[Web page and app entries]
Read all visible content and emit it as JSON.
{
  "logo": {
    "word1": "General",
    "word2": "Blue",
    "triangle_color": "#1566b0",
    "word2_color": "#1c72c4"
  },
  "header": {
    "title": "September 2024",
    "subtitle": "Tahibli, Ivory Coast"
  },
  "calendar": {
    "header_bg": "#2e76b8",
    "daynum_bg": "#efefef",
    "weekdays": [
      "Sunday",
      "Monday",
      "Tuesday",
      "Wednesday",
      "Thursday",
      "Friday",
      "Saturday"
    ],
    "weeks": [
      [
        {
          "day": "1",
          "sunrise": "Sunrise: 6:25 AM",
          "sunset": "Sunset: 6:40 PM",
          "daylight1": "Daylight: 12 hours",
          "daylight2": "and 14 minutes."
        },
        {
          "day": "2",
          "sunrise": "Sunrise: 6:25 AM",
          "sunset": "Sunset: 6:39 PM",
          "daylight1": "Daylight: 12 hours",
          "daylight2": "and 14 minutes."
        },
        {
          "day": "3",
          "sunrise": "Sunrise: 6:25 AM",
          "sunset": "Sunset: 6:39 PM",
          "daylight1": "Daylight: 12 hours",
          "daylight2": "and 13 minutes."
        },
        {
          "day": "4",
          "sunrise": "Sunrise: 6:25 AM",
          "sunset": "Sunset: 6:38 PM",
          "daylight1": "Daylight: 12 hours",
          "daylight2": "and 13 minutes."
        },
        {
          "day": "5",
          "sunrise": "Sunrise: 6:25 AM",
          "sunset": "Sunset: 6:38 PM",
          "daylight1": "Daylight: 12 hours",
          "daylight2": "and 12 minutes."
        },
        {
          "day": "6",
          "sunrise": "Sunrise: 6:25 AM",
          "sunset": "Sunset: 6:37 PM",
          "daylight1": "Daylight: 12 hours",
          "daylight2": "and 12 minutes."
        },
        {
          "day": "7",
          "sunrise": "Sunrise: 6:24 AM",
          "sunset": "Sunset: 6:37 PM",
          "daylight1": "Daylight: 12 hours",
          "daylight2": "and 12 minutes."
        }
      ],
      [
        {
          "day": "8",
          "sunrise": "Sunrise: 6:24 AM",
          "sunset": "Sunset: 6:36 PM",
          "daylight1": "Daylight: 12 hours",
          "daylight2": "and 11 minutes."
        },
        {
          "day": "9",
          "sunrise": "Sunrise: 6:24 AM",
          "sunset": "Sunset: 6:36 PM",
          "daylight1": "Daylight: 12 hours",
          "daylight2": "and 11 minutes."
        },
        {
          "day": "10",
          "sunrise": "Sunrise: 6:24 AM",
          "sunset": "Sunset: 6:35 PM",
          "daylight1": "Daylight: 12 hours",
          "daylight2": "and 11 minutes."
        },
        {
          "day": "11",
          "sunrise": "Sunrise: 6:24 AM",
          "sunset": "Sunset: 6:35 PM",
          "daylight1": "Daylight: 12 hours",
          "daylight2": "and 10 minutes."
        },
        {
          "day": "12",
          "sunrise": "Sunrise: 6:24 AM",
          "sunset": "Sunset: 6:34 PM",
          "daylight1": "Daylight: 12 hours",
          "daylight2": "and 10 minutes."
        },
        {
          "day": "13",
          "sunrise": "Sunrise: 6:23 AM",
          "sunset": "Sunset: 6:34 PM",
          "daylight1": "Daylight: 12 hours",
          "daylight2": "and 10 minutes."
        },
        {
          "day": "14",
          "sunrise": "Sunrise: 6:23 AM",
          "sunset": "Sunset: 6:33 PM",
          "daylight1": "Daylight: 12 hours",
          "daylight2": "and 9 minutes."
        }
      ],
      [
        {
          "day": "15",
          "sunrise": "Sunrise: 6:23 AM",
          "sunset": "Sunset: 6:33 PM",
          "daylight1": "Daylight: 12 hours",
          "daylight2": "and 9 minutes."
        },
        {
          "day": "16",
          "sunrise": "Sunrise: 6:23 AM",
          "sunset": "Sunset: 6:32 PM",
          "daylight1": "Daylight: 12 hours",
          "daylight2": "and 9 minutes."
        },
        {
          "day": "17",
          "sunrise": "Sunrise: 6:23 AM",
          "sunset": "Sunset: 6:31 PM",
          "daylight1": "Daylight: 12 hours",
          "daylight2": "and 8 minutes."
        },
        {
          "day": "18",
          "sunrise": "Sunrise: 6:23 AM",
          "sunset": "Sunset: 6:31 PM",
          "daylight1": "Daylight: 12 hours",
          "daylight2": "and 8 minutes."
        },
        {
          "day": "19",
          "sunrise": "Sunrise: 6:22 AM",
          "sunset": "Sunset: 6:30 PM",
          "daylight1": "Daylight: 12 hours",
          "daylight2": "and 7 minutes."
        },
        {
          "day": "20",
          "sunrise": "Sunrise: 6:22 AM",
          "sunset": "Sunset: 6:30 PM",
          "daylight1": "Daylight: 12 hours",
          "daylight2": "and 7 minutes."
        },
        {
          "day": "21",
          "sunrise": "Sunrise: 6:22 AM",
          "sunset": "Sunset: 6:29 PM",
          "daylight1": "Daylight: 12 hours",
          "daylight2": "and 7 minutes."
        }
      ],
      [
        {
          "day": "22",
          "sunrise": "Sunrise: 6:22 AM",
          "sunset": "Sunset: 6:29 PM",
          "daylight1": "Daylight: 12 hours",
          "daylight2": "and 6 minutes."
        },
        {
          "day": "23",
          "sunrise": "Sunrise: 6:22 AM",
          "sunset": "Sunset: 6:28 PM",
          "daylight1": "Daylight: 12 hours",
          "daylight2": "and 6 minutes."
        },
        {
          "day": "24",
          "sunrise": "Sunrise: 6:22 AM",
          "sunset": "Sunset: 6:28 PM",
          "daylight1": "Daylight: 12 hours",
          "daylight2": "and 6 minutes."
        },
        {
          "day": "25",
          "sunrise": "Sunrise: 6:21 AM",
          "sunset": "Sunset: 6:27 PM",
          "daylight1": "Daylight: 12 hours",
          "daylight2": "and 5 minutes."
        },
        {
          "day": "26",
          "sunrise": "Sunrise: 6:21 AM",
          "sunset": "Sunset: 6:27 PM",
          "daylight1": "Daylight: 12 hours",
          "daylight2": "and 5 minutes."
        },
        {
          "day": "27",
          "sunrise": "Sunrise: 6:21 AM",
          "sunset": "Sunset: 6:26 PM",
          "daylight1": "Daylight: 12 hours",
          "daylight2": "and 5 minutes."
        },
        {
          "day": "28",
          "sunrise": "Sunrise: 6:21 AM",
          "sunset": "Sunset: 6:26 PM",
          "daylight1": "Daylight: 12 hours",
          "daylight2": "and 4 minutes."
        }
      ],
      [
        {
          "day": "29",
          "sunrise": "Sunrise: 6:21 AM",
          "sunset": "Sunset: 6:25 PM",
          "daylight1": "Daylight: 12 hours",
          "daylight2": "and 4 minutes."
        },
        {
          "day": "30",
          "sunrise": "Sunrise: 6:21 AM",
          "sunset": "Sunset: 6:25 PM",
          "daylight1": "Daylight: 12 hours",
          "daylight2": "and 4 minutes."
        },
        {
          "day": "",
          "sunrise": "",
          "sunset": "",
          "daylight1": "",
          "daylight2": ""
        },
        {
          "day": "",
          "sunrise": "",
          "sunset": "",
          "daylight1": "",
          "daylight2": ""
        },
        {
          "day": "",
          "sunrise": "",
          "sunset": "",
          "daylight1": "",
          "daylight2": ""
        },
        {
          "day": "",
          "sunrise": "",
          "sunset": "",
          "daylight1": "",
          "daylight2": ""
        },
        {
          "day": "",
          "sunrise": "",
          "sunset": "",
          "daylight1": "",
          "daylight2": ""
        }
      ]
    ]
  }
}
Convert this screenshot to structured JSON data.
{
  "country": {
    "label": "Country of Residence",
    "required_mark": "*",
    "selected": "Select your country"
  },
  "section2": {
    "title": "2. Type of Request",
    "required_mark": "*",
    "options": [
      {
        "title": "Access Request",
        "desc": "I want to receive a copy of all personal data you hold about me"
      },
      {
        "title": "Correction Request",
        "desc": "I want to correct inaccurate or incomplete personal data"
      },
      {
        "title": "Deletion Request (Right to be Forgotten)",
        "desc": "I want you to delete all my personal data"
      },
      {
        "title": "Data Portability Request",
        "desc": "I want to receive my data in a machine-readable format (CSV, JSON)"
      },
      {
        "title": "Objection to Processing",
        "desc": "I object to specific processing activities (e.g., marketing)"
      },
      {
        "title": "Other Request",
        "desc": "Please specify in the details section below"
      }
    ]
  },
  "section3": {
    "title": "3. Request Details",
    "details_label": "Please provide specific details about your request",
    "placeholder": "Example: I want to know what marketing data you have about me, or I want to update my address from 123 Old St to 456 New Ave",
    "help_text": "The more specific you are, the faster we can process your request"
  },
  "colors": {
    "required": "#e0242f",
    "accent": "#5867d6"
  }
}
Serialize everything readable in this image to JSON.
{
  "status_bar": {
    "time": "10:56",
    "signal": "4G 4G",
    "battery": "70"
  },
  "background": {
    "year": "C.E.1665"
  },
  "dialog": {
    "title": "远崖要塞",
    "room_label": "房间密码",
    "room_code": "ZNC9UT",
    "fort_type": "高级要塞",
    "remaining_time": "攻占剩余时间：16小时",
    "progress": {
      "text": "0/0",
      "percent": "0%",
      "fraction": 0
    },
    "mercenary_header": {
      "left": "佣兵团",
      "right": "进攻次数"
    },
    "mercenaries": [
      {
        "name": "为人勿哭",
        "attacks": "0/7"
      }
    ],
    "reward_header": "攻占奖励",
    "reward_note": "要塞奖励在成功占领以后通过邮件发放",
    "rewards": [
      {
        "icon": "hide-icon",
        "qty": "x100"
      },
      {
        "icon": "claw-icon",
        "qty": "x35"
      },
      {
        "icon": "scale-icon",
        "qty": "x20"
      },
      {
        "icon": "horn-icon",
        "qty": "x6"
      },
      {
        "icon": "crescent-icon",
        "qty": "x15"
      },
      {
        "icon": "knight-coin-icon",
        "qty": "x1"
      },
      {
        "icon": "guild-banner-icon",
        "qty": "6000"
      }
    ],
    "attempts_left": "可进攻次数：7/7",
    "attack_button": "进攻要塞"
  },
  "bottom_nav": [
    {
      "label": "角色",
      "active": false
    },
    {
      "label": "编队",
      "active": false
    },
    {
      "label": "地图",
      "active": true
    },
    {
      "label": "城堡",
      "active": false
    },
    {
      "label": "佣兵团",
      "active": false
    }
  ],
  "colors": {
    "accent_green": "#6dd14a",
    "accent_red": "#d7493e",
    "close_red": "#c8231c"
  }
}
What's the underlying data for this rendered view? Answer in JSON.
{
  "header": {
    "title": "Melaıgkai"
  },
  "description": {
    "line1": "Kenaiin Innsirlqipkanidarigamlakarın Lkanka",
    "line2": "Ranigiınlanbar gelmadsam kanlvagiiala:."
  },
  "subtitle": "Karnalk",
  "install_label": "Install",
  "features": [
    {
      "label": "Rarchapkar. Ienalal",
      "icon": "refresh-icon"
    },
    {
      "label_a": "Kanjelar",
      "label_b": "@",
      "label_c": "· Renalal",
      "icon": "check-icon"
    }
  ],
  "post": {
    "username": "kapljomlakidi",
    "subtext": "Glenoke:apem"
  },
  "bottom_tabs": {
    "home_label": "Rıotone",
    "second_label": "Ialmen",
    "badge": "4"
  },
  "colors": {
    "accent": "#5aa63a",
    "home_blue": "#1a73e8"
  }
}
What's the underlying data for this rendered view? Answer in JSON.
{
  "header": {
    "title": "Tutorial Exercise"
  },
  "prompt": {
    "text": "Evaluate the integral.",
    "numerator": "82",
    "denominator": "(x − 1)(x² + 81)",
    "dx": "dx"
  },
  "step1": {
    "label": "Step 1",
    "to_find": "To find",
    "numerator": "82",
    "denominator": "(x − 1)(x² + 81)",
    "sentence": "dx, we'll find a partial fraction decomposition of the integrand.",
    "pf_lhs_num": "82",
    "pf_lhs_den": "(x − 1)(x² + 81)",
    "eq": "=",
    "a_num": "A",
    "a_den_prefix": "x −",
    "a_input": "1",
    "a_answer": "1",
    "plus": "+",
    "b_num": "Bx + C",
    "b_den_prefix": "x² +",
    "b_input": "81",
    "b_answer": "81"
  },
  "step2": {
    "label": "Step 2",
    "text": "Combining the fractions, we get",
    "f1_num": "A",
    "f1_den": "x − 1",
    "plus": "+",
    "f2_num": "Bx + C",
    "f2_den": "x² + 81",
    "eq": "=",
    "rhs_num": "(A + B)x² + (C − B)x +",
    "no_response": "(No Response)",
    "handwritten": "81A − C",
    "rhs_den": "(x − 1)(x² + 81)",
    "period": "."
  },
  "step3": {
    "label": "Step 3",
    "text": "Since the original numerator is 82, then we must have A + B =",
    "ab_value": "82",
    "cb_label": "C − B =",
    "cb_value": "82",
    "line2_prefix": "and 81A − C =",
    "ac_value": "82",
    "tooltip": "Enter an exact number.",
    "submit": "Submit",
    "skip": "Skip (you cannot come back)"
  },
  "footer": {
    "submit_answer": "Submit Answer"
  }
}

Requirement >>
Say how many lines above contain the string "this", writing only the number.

Task response >>
4